The villages at the heart of India's water dispute
On the night of 31 August, Mandya, a district on the banks of the fast-depleting Cauvery river in the southern Indian state of Karnataka, received heavy rains after three weeks of unusually dry weather.
The rain-lashed night brought hope to local farmers like Shekar Guruve Gowda of Melkote village who grow crops such as sugarcane, maize and finger millets.
Next morning though, the sun was shining again. Mr Gowda, whose rain-fed farm is a mile away from his home, spent about seven hours sitting under a coconut tree waiting for more rains, which would help his crop to survive.
Two weeks on, he is still waiting for rain, and Mr Gowda now worries that his crops will die.
Although Melkote is surrounded by lakes connected to the Cauvery through canals, they have been running dry because of lack of rains and insufficient water in the river.
Apart from feeding six family members, Mr Gowda also has to provide fodder and water for two cows and two calves.
"I have not been able to grow rice even for my family. I depend on cheap state rations for food now. As a farmer, if I have to depend on someone else for food, it's a worrying situation for me and for India," Mr Gowda said.
India's water war
- The Cauvery originates in Karnataka and flows through Tamil Nadu before joining the Bay of Bengal.
- The dispute over its waters originated in the 19th Century during the British rule between the then Madras presidency (modern day Tamil Nadu) and the province of Mysore (now Karnataka).
- Karnataka and Tamil Nadu have both argued that they need the water for millions of farmers in the region.
- The Cauvery river water tribunal was set up in 1990 after the failure of several rounds of talks between the two states.
- Dozens of meetings have been held to find a settlement to the century-old dispute.
- In 2007, the tribunal ruled Tamil Nadu state would get 419bn cubic feet of water a year. Karnataka would get only 270bn.

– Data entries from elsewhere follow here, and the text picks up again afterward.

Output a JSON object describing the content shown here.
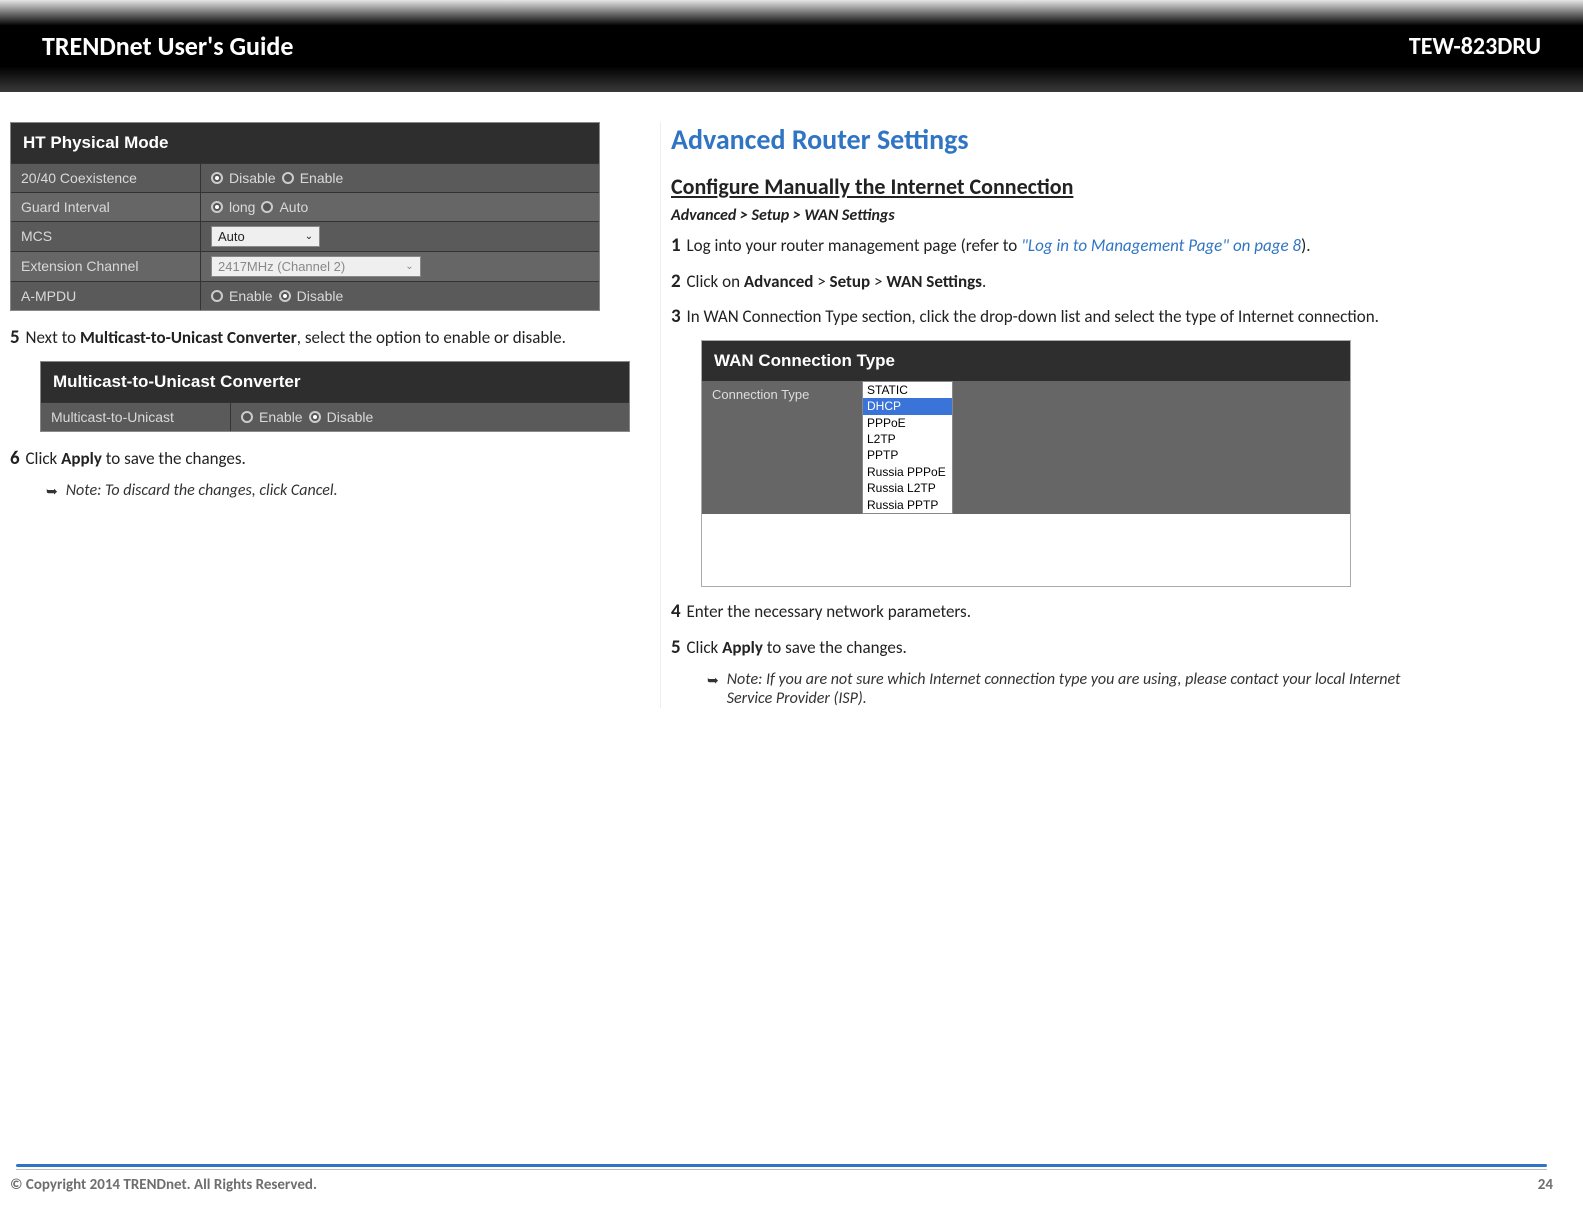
{
  "banner": {
    "left": "TRENDnet User's Guide",
    "right": "TEW-823DRU"
  },
  "htTable": {
    "title": "HT Physical Mode",
    "rows": {
      "coex_label": "20/40 Coexistence",
      "coex_opt1": "Disable",
      "coex_opt2": "Enable",
      "guard_label": "Guard Interval",
      "guard_opt1": "long",
      "guard_opt2": "Auto",
      "mcs_label": "MCS",
      "mcs_value": "Auto",
      "ext_label": "Extension Channel",
      "ext_value": "2417MHz (Channel 2)",
      "ampdu_label": "A-MPDU",
      "ampdu_opt1": "Enable",
      "ampdu_opt2": "Disable"
    }
  },
  "step5": {
    "num": "5",
    "pre": " Next to ",
    "bold": "Multicast-to-Unicast Converter",
    "post": ", select the option to enable or disable."
  },
  "mcTable": {
    "title": "Multicast-to-Unicast Converter",
    "row_label": "Multicast-to-Unicast",
    "opt1": "Enable",
    "opt2": "Disable"
  },
  "step6": {
    "num": "6",
    "pre": " Click ",
    "bold": "Apply",
    "post": " to save the changes."
  },
  "note_left": "Note: To discard the changes, click Cancel.",
  "right": {
    "h1": "Advanced Router Settings",
    "h2": "Configure Manually the Internet Connection",
    "path": "Advanced > Setup > WAN Settings",
    "s1": {
      "num": "1",
      "a": " Log into your router management page (refer to ",
      "link": "\"Log in to Management Page\" on page 8",
      "b": ")."
    },
    "s2": {
      "num": "2",
      "a": " Click on ",
      "b1": "Advanced",
      "gt1": " > ",
      "b2": "Setup",
      "gt2": " > ",
      "b3": "WAN Settings",
      "end": "."
    },
    "s3": {
      "num": "3",
      "a": " In WAN Connection Type section, click the drop-down list and select the type of Internet connection."
    },
    "wan": {
      "title": "WAN Connection Type",
      "label": "Connection Type",
      "opts": [
        "STATIC",
        "DHCP",
        "PPPoE",
        "L2TP",
        "PPTP",
        "Russia PPPoE",
        "Russia L2TP",
        "Russia PPTP"
      ],
      "selected": "DHCP"
    },
    "s4": {
      "num": "4",
      "a": "  Enter the necessary network parameters."
    },
    "s5": {
      "num": "5",
      "a": " Click ",
      "b": "Apply",
      "c": " to save the changes."
    },
    "note": "Note: If you are not sure which Internet connection type you are using, please contact your local Internet Service Provider (ISP)."
  },
  "footer": {
    "copy": "© Copyright 2014 TRENDnet. All Rights Reserved.",
    "page": "24"
  }
}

The Cauvery, which flows through Mandya, is at the heart of one of India's intractable water disputes.
Earlier this month violence broke out in Bangalore, the capital of Karnataka, and other parts of the state after a Supreme Court ruling ordering Karnataka to share water from the river with neighbouring Tamil Nadu. Both states say they urgently need the water for irrigation and a battle about access to it has raged for decades.
About 40 miles away from Mr Gowda's farm, in Kirugavalu village, Sayed Ghani Khan, a farmer who grew paddy on a 10-acre plot last year, is waiting for water so that he can cultivate at least an acre of land this time. Half of his land is irrigated; and the other half fed by rains.
Mr Khan, who has received government awards for excellence in farming, says he is worried after a local official told him that no water from the Cauvery would be available to irrigate farms this year. The lack of sufficient rains has worsened matters.
The majority of the 30,000 villages in Karnataka received less than the required rainfall in August. The situation has not been very different this month. Some 41% of the 3,598 irrigation tanks in the state are dry.
Only two thirds of the cultivable land in four districts straddling the river - Mandya, Mysore, Chamarajanagar and Ramanagara - were cropped until 12 September, say officials.
Water levels of four reservoirs in the Cauvery were at a fourth of normal levels, and half of 2015, according to officials. Whatever is available has to be shared.
"The south-west monsoon that brings 70% of the country's annual rainfall, which was weak here until now, is set to end soon. And we see no signs of improvement. Farmers are in dire straits. People have to use water judiciously and efficiently. Else, we will have a drinking water crisis in summer," Karnataka State Natural Disaster Monitoring Centre chief Srinivas Reddy said.
'Live and let live'
When the Supreme Court on 2 September asked Karnataka to "live and let live", the state softened and offered to release 10,000 cubic feet of water per second to Tamil Nadu every day for five days.
On 5 September however, the top court ordered Karnataka to release 15,000 cubic feet of water per second for 10 days. This ruling was later modified to 12,000 cubic feet of water per second until 20 September.
Mandya, where the farm crisis is looming large, became the epicentre of protests. Vehicles were torched and roads were blocked. About 37 people were arrested.
The violence in the technology hub, Bangalore, forced the closure of offices and disruption of public transport. According to Bangalore police, a 22-year-old-woman led the mob and set fire to 42 buses on the outskirts of the city. Police have imposed an emergency law that prohibits public gatherings, and more than 15,000 officers have been deployed across the city.
On Tuesday, the Supreme Court directed Karnataka government to release another 6,000 cubic feet of water to Tamil Nadu for seven more days.
Karnataka's Chief Minister Siddaramaiah has said that the order was "unimplementable" and the water was only enough to meet state's drinking water requirement until May 2017.
Karnataka has now decided to defy the Supreme Court order and not release water to Tamil Nadu.
The decision is likely to trigger a constitutional crisis and bring more worries to the two beleaguered states in the days to come.
Prabhu Mallikarjunan is an independent journalist based in Bangalore